New York follows the doctrine of pure comparative negligence. That means that your recovery will not be barred, but it can be reduced in an amount proportionate to your percentage of fault for the accident. For example, if you were excessively speeding, and another driver rolled through a stop sign, you may share some liability for the resulting accident. If the jury determines that the damages are $100,000, and you are 50% at fault, while the other driver is 50% at fault, you can recover $50,000.
For another example, if you were texting, and you did not see when a drunk driver drifted into your lane, you may both have some responsibility for the resulting accident. If your damages are $200,000, and you are 20% responsible, while the drunk driver is 80% responsible, you will only be able to recover 80% of $200,000 from the drunk driver, or $160,000.

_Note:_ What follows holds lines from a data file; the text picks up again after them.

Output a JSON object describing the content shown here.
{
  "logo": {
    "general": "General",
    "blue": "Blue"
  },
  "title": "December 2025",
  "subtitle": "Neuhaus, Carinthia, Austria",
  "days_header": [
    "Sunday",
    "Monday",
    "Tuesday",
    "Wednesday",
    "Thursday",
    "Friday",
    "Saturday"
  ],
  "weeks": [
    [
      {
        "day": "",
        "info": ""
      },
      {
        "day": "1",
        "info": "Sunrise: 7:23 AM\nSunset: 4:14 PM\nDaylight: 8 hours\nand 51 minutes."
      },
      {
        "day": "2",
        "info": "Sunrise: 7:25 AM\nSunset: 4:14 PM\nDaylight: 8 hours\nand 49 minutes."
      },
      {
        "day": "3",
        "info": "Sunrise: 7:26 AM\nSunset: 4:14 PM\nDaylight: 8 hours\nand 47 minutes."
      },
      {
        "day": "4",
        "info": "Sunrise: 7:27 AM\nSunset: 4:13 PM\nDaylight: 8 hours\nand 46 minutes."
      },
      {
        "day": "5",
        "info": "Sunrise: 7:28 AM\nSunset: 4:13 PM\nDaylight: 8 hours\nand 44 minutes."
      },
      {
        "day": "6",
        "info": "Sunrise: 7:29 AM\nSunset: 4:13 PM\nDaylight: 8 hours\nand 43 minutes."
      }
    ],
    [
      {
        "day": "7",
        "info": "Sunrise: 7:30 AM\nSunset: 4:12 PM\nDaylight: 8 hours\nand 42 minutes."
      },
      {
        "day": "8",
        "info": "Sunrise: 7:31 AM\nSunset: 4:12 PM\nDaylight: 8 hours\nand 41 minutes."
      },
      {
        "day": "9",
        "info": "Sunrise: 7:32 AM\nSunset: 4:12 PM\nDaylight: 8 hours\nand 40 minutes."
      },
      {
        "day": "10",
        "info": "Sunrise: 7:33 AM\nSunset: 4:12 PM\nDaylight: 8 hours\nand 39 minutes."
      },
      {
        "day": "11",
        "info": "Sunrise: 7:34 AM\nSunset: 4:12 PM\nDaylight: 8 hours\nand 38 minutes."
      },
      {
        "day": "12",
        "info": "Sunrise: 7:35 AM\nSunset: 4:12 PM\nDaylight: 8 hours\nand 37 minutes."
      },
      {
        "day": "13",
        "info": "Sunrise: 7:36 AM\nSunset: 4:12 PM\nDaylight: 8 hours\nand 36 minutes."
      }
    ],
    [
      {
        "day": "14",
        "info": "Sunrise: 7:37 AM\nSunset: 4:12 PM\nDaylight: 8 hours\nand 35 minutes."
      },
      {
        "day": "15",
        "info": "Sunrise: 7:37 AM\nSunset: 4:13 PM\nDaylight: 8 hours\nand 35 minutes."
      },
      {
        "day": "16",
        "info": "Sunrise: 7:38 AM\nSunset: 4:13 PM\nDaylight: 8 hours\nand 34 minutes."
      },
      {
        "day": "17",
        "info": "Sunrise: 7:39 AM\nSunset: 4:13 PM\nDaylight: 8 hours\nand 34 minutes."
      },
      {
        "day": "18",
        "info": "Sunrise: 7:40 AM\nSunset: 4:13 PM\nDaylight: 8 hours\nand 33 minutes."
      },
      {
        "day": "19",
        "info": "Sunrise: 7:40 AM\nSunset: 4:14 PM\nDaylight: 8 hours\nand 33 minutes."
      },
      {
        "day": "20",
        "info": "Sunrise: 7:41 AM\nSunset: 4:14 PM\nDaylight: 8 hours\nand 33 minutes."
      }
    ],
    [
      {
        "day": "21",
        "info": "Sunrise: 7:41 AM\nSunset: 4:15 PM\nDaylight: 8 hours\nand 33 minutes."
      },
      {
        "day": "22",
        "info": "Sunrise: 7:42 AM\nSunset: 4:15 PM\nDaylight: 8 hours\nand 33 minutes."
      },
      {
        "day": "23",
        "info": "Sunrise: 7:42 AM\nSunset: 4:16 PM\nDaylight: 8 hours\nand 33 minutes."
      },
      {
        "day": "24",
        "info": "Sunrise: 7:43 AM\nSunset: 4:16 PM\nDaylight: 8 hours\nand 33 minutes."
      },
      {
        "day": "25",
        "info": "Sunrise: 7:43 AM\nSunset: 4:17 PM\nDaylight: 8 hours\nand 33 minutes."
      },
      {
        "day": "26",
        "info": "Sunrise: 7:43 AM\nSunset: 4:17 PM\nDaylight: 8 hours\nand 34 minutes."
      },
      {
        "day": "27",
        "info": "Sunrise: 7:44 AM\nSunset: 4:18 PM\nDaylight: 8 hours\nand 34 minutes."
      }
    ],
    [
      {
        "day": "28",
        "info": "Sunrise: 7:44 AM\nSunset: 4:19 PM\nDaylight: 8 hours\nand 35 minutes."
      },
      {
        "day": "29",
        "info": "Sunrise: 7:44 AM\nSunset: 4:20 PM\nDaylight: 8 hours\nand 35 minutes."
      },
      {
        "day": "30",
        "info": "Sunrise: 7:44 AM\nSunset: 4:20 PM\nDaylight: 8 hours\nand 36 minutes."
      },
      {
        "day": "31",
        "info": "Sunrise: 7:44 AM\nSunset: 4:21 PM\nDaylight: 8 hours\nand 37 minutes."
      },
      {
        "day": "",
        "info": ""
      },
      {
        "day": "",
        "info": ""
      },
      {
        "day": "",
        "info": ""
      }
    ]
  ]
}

Your ability to collect damages from a driver responsible for your injuries is usually dependent on their having insurance. However, some drivers have no automobile insurance or have insufficient insurance. In that case, your lawyer may need to make a claim against your uninsured or underinsured motorist coverage. This coverage provides that if somebody covered by the policy is injured due to the negligence or recklessness of the driver of another vehicle, and that other driver does not have liability insurance, the policyholder's insurer will stand in the shoes of the other driver and pay the insured's damages. There is also underinsured coverage, which applies when another driver has some coverage but not enough to pay the full amount of damages. Uninsured motorist coverage also applies if you are injured in a hit and run accident.
In New York, the amount of time that you have to sue after an accident depends on whether the accident physically injures you or killed a loved one. Anybody injured in a car crash, whether that person is a driver, a passenger, or a pedestrian, has only three years from the date of the accident to sue the party or parties at fault. However, if a loved one is killed in a car accident, a different timeline applies to the wrongful death lawsuit. Family members or a personal representative of the decedent's estate have two years from the date of the death (rather than the date of the accident) to sue for damages. The statute of limitations period is very important. If you try to file a lawsuit after the statute of limitations has run, the court will not hear your case.
After a car accident, you may not be entirely certain about who caused the accident and whether you contributed to it. You may be worried about whether the other driver has sufficient coverage to address all of the harm done to you. If you are seriously injured in a New York City accident and are concerned about such issues as whether you can sue if you partly caused the accident, it is vital to consult an experienced and knowledgeable personal injury lawyer as soon as possible. Although you have some time before the statute of limitations runs out, it can be important to collect evidence of an accident immediately. Newman, Anzalone & Newman, LLP provides dedicated legal representation in car accident lawsuits. We represent people in Queens, the Bronx, Manhattan, Brooklyn, and Long Island. Contact us at 718-896-2700 or via our online form.